* **Required action**: In the entries below, find every line holding the string "Finch" and collect it.

* **Supplied material**:
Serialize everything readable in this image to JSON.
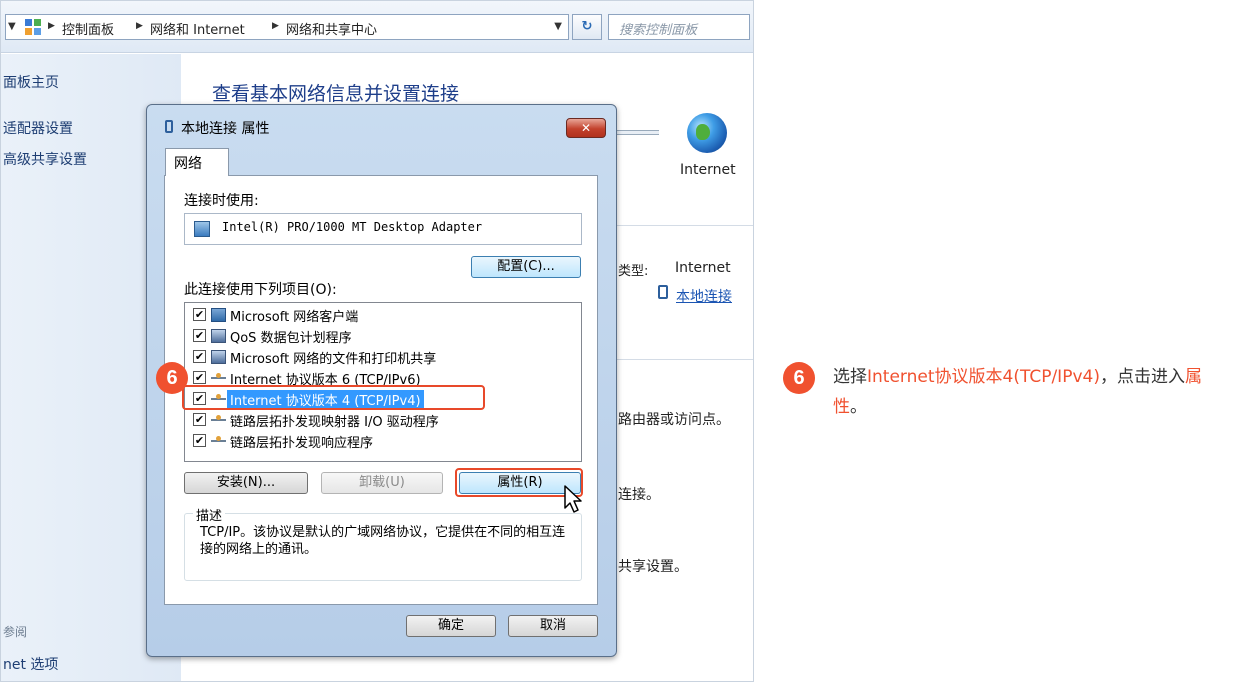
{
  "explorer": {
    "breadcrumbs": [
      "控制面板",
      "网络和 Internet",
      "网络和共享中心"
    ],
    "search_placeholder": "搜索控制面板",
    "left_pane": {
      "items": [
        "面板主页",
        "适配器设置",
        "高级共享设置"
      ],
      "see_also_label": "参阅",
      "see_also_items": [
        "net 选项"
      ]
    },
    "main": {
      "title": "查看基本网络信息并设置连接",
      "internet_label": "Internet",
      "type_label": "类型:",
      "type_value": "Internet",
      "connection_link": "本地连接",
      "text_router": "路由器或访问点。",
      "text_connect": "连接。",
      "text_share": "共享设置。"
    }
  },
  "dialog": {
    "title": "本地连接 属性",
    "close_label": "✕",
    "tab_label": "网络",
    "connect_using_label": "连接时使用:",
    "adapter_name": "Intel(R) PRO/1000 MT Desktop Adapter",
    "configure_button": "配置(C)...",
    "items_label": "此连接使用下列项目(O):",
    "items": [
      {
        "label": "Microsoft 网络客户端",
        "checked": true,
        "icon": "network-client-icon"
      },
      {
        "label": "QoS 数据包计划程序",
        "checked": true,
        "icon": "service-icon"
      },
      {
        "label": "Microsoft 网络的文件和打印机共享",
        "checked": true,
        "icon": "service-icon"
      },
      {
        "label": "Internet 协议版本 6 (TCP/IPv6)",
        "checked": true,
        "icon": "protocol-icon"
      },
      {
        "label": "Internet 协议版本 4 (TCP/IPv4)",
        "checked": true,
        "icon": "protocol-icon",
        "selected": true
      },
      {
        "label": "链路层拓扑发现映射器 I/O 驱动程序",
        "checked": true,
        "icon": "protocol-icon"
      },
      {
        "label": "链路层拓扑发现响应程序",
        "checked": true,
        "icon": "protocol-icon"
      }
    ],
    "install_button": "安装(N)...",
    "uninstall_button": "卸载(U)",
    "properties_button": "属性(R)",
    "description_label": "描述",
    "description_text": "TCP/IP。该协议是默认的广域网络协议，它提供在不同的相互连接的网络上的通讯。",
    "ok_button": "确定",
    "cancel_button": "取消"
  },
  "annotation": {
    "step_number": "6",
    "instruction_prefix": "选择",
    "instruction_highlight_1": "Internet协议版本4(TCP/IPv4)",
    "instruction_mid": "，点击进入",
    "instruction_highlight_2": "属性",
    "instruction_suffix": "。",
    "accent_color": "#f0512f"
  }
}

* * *

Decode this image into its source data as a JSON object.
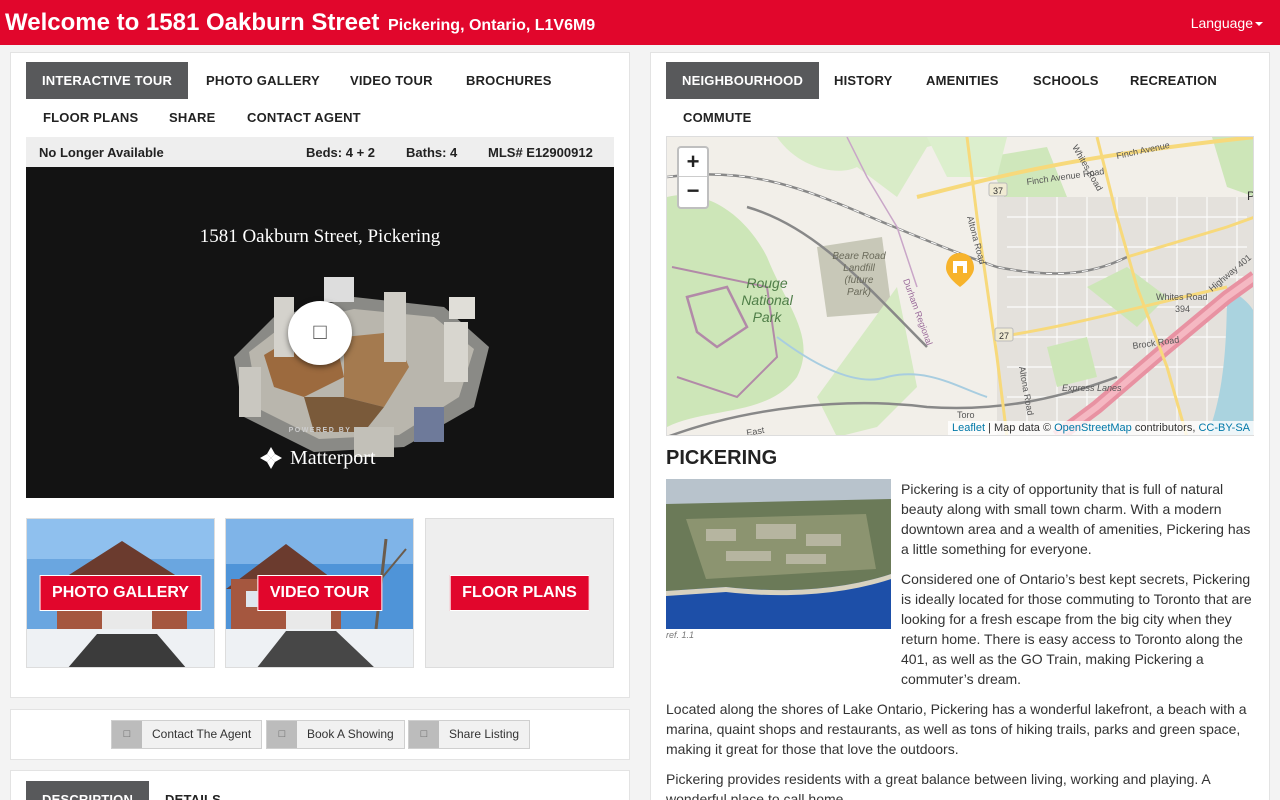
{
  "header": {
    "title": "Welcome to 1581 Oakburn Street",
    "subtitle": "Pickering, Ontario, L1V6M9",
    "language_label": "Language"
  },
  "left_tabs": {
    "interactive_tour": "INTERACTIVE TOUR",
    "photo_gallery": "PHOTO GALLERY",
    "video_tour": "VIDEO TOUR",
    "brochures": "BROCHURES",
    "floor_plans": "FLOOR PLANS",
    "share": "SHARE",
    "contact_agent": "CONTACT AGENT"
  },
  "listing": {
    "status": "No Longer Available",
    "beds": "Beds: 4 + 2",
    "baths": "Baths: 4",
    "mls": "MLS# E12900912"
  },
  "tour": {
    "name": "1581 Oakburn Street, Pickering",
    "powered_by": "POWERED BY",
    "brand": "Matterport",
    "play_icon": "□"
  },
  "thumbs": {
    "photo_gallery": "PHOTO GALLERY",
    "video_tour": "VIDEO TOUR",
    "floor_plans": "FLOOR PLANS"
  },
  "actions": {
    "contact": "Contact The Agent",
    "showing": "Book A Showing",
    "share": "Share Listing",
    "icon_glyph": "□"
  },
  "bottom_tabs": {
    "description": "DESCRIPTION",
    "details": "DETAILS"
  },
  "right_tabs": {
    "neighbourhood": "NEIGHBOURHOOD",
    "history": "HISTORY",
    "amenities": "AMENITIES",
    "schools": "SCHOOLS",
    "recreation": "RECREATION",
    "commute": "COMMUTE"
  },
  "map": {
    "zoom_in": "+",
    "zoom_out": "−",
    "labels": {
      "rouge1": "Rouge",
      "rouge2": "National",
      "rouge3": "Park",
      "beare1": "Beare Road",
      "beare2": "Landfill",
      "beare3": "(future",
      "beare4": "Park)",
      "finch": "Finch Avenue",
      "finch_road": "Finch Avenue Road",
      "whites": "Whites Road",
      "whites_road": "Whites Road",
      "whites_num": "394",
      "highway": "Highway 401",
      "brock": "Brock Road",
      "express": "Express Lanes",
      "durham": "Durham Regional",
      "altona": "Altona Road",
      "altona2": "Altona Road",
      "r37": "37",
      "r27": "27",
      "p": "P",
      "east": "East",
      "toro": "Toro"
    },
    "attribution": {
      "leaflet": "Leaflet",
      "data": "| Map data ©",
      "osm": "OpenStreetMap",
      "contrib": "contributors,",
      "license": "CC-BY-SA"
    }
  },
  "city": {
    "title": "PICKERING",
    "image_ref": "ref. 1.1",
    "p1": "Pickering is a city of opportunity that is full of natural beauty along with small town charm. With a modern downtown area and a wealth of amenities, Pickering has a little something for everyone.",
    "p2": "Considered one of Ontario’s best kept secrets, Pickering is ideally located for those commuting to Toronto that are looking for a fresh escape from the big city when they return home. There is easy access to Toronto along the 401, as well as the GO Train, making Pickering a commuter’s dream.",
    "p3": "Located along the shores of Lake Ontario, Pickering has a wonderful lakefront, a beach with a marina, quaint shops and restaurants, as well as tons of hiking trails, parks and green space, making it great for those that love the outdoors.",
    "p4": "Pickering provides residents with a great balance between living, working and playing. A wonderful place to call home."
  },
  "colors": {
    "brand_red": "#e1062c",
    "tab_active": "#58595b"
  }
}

* **Answer section**:
      "finch": "Finch Avenue",
      "finch_road": "Finch Avenue Road",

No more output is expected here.